If you have occasion to travel by commercial airline, you know that you are required to present valid photo identification before you may board a plane.
You also must present legitimate photo ID to purchase certain goods or to conduct certain financial transactions.
Why, then, would there be any objection to requiring the presentation of a valid photo ID before a person may engage in the far more important activity of voting?
Several states have enacted laws to require photo ID, as a means to protect the integrity of the voting process. Without such measures, polling place workers often don't have certainty that those who cast ballots are who they claim to be and are casting their ballots lawfully.
Moreover, the states that have begun requiring photo identification have generally bent over backwards to make such identification easily available to legitimate voters who lack it.
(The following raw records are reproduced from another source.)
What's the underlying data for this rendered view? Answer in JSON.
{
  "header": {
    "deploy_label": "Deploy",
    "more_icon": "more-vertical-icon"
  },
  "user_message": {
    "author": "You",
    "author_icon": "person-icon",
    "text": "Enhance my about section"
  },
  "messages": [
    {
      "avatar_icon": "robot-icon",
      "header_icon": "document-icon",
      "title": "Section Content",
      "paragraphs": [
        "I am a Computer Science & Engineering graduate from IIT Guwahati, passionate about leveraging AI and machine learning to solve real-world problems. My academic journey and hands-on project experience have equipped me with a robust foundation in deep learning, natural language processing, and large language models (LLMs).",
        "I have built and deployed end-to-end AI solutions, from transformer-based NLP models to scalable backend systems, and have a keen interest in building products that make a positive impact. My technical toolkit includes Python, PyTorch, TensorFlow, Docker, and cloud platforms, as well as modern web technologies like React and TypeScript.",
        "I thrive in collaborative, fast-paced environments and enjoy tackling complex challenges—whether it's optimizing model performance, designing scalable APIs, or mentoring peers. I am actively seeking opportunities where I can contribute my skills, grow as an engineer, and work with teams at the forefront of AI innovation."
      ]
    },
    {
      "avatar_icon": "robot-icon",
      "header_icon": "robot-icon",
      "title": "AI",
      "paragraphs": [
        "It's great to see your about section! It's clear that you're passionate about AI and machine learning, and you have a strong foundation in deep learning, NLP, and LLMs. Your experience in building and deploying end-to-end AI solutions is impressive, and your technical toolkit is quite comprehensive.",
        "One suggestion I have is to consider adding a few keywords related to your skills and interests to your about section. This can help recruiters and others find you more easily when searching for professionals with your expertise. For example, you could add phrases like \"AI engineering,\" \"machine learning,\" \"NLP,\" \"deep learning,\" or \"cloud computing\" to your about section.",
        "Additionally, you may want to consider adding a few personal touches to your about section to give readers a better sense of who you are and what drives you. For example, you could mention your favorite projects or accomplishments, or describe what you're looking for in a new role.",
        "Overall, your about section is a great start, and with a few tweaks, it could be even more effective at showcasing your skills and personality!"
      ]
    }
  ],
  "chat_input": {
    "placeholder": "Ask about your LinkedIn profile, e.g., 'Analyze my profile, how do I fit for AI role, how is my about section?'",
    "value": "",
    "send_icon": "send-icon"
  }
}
Nevertheless, the laws have been challenged time and again in state after state -- though typically those challenges do not yield evidence that legitimate voters were truly disenfranchised by the laws.
Now, the Obama administration has forbidden the state of South Carolina to require photo ID of voters, claiming the requirement is likely to suppress minority voting.
Certainly every sensible effort should be made to ensure the rights of lawful voters. But leaving the voting process open to fraud simply to keep voters from having to go through the slight inconvenience of obtaining valid photo IDs is not reasonable.